((

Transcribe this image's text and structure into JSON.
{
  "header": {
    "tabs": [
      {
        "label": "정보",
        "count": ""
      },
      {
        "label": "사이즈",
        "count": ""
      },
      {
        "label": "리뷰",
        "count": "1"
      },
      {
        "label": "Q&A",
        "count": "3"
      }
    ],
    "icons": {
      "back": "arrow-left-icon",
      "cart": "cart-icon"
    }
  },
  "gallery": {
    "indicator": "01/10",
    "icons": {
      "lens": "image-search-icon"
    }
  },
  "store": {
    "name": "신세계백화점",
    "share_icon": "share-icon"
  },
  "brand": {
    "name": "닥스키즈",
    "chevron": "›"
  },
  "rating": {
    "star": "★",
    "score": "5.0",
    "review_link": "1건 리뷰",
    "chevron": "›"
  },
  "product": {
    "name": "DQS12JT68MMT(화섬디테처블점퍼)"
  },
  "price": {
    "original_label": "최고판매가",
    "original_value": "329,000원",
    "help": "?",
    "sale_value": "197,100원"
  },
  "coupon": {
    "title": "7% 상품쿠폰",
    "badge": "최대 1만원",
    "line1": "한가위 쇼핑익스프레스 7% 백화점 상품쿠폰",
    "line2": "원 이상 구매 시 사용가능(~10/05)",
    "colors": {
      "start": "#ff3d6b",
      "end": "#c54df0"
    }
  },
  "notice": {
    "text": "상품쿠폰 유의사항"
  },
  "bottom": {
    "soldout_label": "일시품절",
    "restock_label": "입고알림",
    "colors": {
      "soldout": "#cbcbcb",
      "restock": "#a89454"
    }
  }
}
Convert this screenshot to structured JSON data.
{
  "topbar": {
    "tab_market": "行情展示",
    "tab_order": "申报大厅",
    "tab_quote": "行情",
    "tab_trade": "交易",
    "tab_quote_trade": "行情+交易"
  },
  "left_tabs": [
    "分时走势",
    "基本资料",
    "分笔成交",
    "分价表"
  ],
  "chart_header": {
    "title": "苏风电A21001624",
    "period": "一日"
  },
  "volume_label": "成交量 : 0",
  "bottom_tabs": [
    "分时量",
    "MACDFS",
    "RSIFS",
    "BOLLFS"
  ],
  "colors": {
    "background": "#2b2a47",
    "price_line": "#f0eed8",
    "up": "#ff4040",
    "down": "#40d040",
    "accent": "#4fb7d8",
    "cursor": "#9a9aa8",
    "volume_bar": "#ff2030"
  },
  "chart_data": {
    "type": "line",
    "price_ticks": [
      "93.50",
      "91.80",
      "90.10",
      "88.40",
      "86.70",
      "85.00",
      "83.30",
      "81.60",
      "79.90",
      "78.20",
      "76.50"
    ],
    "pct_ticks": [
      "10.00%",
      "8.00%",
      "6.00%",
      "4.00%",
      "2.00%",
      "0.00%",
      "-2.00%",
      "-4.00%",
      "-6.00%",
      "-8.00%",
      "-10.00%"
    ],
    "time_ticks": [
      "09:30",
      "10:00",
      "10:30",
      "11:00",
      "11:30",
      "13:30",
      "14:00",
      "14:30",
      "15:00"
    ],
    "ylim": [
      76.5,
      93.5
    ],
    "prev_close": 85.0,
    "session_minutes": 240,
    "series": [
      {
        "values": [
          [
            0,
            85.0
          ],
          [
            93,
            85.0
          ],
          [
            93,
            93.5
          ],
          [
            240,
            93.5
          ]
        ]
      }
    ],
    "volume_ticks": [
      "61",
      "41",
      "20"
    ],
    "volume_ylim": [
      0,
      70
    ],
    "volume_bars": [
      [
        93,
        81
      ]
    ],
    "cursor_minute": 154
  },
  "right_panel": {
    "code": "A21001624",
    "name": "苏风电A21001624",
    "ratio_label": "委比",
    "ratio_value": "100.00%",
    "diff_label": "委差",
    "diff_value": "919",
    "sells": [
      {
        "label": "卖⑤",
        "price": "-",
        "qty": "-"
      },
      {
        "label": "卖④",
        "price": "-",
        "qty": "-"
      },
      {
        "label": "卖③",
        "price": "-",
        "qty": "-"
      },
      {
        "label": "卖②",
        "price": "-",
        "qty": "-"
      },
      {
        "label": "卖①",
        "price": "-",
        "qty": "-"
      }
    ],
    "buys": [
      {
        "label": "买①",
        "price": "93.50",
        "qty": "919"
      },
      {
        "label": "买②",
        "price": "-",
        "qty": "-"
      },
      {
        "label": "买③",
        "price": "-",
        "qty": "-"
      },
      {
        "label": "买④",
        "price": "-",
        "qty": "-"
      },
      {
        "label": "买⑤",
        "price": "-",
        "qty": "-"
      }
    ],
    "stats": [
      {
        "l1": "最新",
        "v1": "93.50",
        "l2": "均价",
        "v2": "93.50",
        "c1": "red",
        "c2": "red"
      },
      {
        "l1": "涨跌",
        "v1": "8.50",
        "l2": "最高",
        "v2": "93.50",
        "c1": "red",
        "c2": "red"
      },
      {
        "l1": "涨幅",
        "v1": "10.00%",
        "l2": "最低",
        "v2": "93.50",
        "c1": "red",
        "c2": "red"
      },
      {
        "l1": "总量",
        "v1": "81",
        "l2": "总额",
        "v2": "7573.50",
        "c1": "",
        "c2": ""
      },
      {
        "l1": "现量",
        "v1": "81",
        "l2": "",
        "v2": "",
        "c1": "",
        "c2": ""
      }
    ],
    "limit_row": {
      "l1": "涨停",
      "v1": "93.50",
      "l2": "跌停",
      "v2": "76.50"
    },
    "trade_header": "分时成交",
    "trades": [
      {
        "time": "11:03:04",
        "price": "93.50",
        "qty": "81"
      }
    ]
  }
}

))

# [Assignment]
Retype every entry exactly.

# [Response box]
Transcribe this image's text and structure into JSON.
{
  "header": {
    "tabs": [
      {
        "label": "정보",
        "count": ""
      },
      {
        "label": "사이즈",
        "count": ""
      },
      {
        "label": "리뷰",
        "count": "1"
      },
      {
        "label": "Q&A",
        "count": "3"
      }
    ],
    "icons": {
      "back": "arrow-left-icon",
      "cart": "cart-icon"
    }
  },
  "gallery": {
    "indicator": "01/10",
    "icons": {
      "lens": "image-search-icon"
    }
  },
  "store": {
    "name": "신세계백화점",
    "share_icon": "share-icon"
  },
  "brand": {
    "name": "닥스키즈",
    "chevron": "›"
  },
  "rating": {
    "star": "★",
    "score": "5.0",
    "review_link": "1건 리뷰",
    "chevron": "›"
  },
  "product": {
    "name": "DQS12JT68MMT(화섬디테처블점퍼)"
  },
  "price": {
    "original_label": "최고판매가",
    "original_value": "329,000원",
    "help": "?",
    "sale_value": "197,100원"
  },
  "coupon": {
    "title": "7% 상품쿠폰",
    "badge": "최대 1만원",
    "line1": "한가위 쇼핑익스프레스 7% 백화점 상품쿠폰",
    "line2": "원 이상 구매 시 사용가능(~10/05)",
    "colors": {
      "start": "#ff3d6b",
      "end": "#c54df0"
    }
  },
  "notice": {
    "text": "상품쿠폰 유의사항"
  },
  "bottom": {
    "soldout_label": "일시품절",
    "restock_label": "입고알림",
    "colors": {
      "soldout": "#cbcbcb",
      "restock": "#a89454"
    }
  }
}
Convert this screenshot to structured JSON data.
{
  "topbar": {
    "tab_market": "行情展示",
    "tab_order": "申报大厅",
    "tab_quote": "行情",
    "tab_trade": "交易",
    "tab_quote_trade": "行情+交易"
  },
  "left_tabs": [
    "分时走势",
    "基本资料",
    "分笔成交",
    "分价表"
  ],
  "chart_header": {
    "title": "苏风电A21001624",
    "period": "一日"
  },
  "volume_label": "成交量 : 0",
  "bottom_tabs": [
    "分时量",
    "MACDFS",
    "RSIFS",
    "BOLLFS"
  ],
  "colors": {
    "background": "#2b2a47",
    "price_line": "#f0eed8",
    "up": "#ff4040",
    "down": "#40d040",
    "accent": "#4fb7d8",
    "cursor": "#9a9aa8",
    "volume_bar": "#ff2030"
  },
  "chart_data": {
    "type": "line",
    "price_ticks": [
      "93.50",
      "91.80",
      "90.10",
      "88.40",
      "86.70",
      "85.00",
      "83.30",
      "81.60",
      "79.90",
      "78.20",
      "76.50"
    ],
    "pct_ticks": [
      "10.00%",
      "8.00%",
      "6.00%",
      "4.00%",
      "2.00%",
      "0.00%",
      "-2.00%",
      "-4.00%",
      "-6.00%",
      "-8.00%",
      "-10.00%"
    ],
    "time_ticks": [
      "09:30",
      "10:00",
      "10:30",
      "11:00",
      "11:30",
      "13:30",
      "14:00",
      "14:30",
      "15:00"
    ],
    "ylim": [
      76.5,
      93.5
    ],
    "prev_close": 85.0,
    "session_minutes": 240,
    "series": [
      {
        "values": [
          [
            0,
            85.0
          ],
          [
            93,
            85.0
          ],
          [
            93,
            93.5
          ],
          [
            240,
            93.5
          ]
        ]
      }
    ],
    "volume_ticks": [
      "61",
      "41",
      "20"
    ],
    "volume_ylim": [
      0,
      70
    ],
    "volume_bars": [
      [
        93,
        81
      ]
    ],
    "cursor_minute": 154
  },
  "right_panel": {
    "code": "A21001624",
    "name": "苏风电A21001624",
    "ratio_label": "委比",
    "ratio_value": "100.00%",
    "diff_label": "委差",
    "diff_value": "919",
    "sells": [
      {
        "label": "卖⑤",
        "price": "-",
        "qty": "-"
      },
      {
        "label": "卖④",
        "price": "-",
        "qty": "-"
      },
      {
        "label": "卖③",
        "price": "-",
        "qty": "-"
      },
      {
        "label": "卖②",
        "price": "-",
        "qty": "-"
      },
      {
        "label": "卖①",
        "price": "-",
        "qty": "-"
      }
    ],
    "buys": [
      {
        "label": "买①",
        "price": "93.50",
        "qty": "919"
      },
      {
        "label": "买②",
        "price": "-",
        "qty": "-"
      },
      {
        "label": "买③",
        "price": "-",
        "qty": "-"
      },
      {
        "label": "买④",
        "price": "-",
        "qty": "-"
      },
      {
        "label": "买⑤",
        "price": "-",
        "qty": "-"
      }
    ],
    "stats": [
      {
        "l1": "最新",
        "v1": "93.50",
        "l2": "均价",
        "v2": "93.50",
        "c1": "red",
        "c2": "red"
      },
      {
        "l1": "涨跌",
        "v1": "8.50",
        "l2": "最高",
        "v2": "93.50",
        "c1": "red",
        "c2": "red"
      },
      {
        "l1": "涨幅",
        "v1": "10.00%",
        "l2": "最低",
        "v2": "93.50",
        "c1": "red",
        "c2": "red"
      },
      {
        "l1": "总量",
        "v1": "81",
        "l2": "总额",
        "v2": "7573.50",
        "c1": "",
        "c2": ""
      },
      {
        "l1": "现量",
        "v1": "81",
        "l2": "",
        "v2": "",
        "c1": "",
        "c2": ""
      }
    ],
    "limit_row": {
      "l1": "涨停",
      "v1": "93.50",
      "l2": "跌停",
      "v2": "76.50"
    },
    "trade_header": "分时成交",
    "trades": [
      {
        "time": "11:03:04",
        "price": "93.50",
        "qty": "81"
      }
    ]
  }
}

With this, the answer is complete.